▶ ACTION ITEM
Reply solely with the number of lines, in the records underneath, that include the word "chevron".

▶ SUPPLIED DATA
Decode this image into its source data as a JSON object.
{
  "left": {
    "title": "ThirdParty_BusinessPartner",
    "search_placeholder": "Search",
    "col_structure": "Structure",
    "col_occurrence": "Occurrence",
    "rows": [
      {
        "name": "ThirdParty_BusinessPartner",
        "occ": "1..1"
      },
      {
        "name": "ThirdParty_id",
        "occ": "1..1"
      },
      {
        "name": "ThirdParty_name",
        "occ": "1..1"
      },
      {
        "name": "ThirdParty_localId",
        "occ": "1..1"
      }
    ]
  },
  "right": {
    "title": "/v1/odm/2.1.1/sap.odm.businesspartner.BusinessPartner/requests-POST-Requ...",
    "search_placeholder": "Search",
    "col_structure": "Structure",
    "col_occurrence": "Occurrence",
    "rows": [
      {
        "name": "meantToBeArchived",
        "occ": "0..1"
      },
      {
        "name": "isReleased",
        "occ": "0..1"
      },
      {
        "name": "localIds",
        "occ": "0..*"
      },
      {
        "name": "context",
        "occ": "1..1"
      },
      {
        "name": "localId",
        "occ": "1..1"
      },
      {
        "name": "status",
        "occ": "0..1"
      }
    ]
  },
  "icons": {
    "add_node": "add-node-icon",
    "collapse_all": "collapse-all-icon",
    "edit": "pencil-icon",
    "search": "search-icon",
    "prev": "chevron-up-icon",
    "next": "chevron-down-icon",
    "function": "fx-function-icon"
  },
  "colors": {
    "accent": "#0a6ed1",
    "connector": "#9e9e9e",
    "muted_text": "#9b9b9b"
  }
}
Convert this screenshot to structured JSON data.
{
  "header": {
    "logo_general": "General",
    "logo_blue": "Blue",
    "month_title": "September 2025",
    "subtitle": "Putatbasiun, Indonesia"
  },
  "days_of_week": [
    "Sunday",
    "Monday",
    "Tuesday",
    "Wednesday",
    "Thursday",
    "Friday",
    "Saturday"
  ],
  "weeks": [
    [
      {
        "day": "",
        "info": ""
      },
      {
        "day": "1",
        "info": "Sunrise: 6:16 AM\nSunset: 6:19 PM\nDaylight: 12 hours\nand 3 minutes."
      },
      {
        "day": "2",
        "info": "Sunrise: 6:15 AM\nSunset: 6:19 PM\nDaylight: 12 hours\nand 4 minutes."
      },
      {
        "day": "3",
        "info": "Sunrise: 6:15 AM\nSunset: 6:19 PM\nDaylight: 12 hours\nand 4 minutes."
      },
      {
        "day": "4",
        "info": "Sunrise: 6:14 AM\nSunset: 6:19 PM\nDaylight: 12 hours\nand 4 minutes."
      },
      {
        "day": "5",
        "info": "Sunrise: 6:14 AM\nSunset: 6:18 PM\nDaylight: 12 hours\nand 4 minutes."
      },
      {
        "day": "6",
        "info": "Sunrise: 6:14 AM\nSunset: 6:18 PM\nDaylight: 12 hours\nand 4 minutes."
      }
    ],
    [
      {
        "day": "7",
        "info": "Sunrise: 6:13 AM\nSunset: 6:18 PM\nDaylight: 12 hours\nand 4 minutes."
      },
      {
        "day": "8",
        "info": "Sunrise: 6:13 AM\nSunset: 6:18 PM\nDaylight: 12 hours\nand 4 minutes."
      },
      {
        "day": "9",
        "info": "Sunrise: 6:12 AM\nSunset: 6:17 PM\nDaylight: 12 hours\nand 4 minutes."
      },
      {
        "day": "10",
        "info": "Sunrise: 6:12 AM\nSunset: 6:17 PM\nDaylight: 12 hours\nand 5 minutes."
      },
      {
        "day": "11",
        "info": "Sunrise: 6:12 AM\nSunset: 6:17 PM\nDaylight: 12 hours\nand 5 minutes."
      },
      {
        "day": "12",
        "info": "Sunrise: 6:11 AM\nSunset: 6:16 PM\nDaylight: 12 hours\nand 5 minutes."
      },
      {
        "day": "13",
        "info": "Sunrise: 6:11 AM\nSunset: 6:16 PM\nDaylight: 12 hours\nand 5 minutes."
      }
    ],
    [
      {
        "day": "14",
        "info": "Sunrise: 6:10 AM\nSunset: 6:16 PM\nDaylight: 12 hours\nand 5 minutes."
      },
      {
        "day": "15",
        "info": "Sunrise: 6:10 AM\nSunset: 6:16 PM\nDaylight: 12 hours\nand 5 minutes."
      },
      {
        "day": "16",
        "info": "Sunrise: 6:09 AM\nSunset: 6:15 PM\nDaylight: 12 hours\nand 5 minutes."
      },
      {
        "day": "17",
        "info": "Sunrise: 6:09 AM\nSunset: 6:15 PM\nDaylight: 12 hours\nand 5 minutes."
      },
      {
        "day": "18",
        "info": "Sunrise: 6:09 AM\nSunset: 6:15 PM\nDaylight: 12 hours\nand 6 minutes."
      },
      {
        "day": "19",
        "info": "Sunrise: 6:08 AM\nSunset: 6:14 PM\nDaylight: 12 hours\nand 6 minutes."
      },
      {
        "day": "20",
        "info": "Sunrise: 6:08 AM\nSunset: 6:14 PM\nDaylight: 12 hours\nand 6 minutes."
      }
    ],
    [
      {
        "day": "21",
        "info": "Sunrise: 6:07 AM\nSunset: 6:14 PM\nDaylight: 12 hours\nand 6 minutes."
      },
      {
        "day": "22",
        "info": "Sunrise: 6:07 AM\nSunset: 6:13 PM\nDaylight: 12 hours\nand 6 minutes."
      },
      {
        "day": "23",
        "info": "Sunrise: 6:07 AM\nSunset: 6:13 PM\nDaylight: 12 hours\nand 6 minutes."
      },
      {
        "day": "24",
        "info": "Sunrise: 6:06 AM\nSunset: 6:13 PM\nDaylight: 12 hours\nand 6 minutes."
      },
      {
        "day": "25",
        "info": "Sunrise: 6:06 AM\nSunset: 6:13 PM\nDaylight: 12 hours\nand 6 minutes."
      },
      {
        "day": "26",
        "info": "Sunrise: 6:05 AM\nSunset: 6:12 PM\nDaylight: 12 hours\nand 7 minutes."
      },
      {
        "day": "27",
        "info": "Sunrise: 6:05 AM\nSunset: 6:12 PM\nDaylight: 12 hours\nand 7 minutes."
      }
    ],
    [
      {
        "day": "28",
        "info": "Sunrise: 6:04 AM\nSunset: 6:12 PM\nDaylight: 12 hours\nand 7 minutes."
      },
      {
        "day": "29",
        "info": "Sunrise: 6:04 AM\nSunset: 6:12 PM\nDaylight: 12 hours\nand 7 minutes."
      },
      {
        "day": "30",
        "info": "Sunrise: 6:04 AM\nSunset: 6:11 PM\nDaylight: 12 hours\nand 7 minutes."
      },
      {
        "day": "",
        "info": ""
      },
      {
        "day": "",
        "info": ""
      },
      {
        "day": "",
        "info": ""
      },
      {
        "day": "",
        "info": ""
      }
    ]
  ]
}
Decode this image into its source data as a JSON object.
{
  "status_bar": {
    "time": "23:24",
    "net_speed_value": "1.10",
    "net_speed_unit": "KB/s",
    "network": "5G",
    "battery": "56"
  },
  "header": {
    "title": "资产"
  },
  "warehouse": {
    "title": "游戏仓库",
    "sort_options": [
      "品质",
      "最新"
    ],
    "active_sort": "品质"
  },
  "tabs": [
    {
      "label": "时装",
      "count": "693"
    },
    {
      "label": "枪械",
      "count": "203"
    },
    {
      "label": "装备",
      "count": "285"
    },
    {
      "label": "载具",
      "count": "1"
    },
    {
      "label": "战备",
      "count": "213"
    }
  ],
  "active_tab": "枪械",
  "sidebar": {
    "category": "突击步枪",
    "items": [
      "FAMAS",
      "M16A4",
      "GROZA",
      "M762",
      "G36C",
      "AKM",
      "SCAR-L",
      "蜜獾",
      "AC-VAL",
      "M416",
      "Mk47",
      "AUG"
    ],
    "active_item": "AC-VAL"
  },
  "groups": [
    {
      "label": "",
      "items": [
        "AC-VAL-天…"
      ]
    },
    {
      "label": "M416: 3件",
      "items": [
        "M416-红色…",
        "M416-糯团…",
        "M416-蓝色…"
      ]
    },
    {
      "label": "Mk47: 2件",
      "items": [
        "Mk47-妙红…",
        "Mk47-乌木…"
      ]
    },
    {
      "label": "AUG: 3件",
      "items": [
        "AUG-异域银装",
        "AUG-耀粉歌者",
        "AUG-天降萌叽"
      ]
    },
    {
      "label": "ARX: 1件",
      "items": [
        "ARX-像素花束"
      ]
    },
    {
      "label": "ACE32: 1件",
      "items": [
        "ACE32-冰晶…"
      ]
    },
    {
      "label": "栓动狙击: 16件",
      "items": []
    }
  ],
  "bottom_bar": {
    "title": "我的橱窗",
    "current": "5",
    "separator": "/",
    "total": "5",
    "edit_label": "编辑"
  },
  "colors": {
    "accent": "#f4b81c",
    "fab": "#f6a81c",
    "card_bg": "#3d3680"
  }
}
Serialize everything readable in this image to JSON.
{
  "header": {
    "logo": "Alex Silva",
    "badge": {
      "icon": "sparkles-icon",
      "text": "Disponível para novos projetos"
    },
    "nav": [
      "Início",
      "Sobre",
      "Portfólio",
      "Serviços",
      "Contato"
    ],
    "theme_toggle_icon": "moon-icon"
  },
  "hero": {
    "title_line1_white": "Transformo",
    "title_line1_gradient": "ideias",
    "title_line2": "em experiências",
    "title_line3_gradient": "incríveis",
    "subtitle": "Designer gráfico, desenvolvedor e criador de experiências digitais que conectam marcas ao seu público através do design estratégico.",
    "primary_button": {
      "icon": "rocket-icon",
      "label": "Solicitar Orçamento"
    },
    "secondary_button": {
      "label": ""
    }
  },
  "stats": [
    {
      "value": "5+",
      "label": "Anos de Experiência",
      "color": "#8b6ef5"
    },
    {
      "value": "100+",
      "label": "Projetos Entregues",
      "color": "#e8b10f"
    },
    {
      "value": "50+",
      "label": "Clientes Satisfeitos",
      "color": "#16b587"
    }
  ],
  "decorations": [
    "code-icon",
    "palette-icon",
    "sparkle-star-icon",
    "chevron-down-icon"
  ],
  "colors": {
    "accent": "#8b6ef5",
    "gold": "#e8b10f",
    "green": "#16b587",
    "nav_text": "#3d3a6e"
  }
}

▶ EXERCISE RESULT
3